My shoes don’t lock into my pedals. I don’t own any spandex clothing, and it’s unlikely that I ever will. I’m telling you up front — I’m not the guy you picture when someone says “cyclist.” But I just bought a new (used) bike, and I plan to eventually make it my primary means of navigating San Antonio.
I decide that my first test has to be the daily commute to my office next to the Witte on Broadway from my home near Blanco and Wurzbach Parkway. Google Maps gives me a 9.2-mile route that goes through neighborhoods and side streets to provide the shortest and, I assume, “safest” ride. This does not interest me. I want the ride I would take if driving.

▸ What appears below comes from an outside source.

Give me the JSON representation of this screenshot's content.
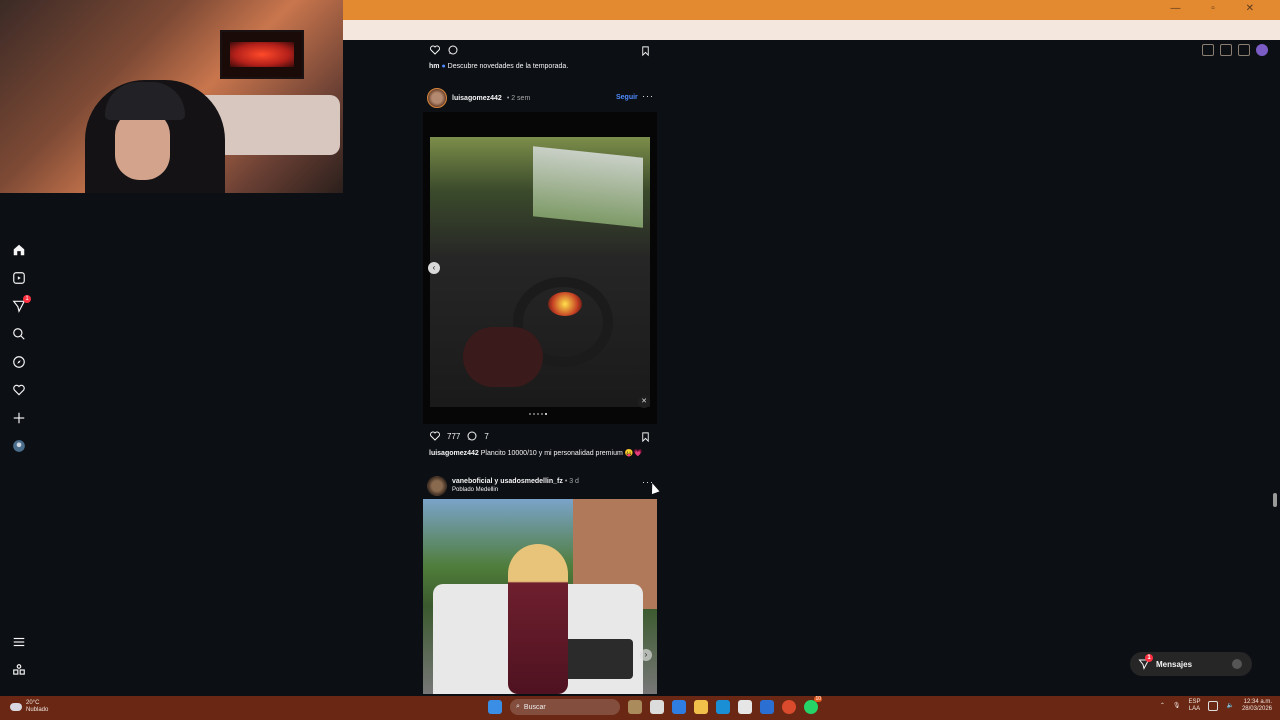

A Friday off from work allows me to attempt this endeavor. I haven’t mentioned it, but my biking experience since 1999 consists of riding a few blocks around my neighborhood over the past few weeks. That’s it. Fortunately, I’m completely convinced of my own ability, and I now own an awesome Trek 930 (though it’s probably old enough to vote).
Yes, I fully expect honking.
A bike lane runs along the length of Blanco from just north of Loop 410 to somewhere near Camp Bullis. Bike Lane Negative: It gives drivers the impression that a bike doesn’t belong in traffic. For my stretch of Blanco to the highway, this causes problems in two places: the right-turn lane onto West, and the right-turn lane onto the 410 feeder. At the second, I get my first honk. I’m doing the right thing, I’m in the right place, and I’ve got the right of way. I don’t have four wheels and an engine, though, angering a right-turning driver.
Bike Lane Positive: They’re usually paved well. But there’s no more bike lane once you’re inside 410, and the road becomes smooth like chunky peanut butter. Fortune delivers a truck on my left and a telephone pole on my right just as I hit a cavernous, water-filled pothole. The splash hits my face and my rear tire is spattering muddy spots all over my back. C’est la vie. I’m having fun.
I cut across Oblate to San Pedro where the road really opens up. I’m riding at about 9:30 a.m., so rush-hour traffic is not an issue and the lanes are mostly vacant. It’s a pleasure to ride as fast as I can beside passing cars and feel the air whip past me as I pedal. A train bridge crosses over the road while the street takes a plunge below and then climbs back steeply to the Hildebrand intersection. There isn’t a lot of room under that bridge, and this is the first part of the trip that makes me wonder if that shorter, safer route might have been smarter.
The second part of the trip that causes me concern is Hildebrand itself. It’s an older street, and it’s narrow. Drivers change their minds daily about whether it is a one- or two-lane road. A lot of drivers don’t know it, but a cyclist has the right to utilize the lane: We don’t have to scrunch all the way over to the right to accommodate your suburban assault vehicle. I can tell that a lot of people don’t know this, because they’re all behind me on Hildebrand laying on their horns. The honking compliments my own aggravation, as the right leg of my jeans (clothing blasphemy confessed) keeps catching in my chain.
By the time I get to Stadium Drive, I’m tired from the hills and of the horns. I turn right, choosing life over death by the speeding motorists who will rocket past Incarnate Word. I gather momentum on the downhill, though, and coast past the zoo and into Brackenridge Park, aka the back yard of my office. The trip took 55 minutes, which is faster than I expected. Now I know it can be done!
I’m thirsty, tired, and could maybe use some food. However, I now smell like a sweaty onion and I don’t think I should expose my odor to anyone trying to eat. I get on my bike and start making my way home.
I’m just getting started. •
Jake Negovan is a new Current contributor. Please, don’t run over him. You can read more of his writing at redbrownandblue.com.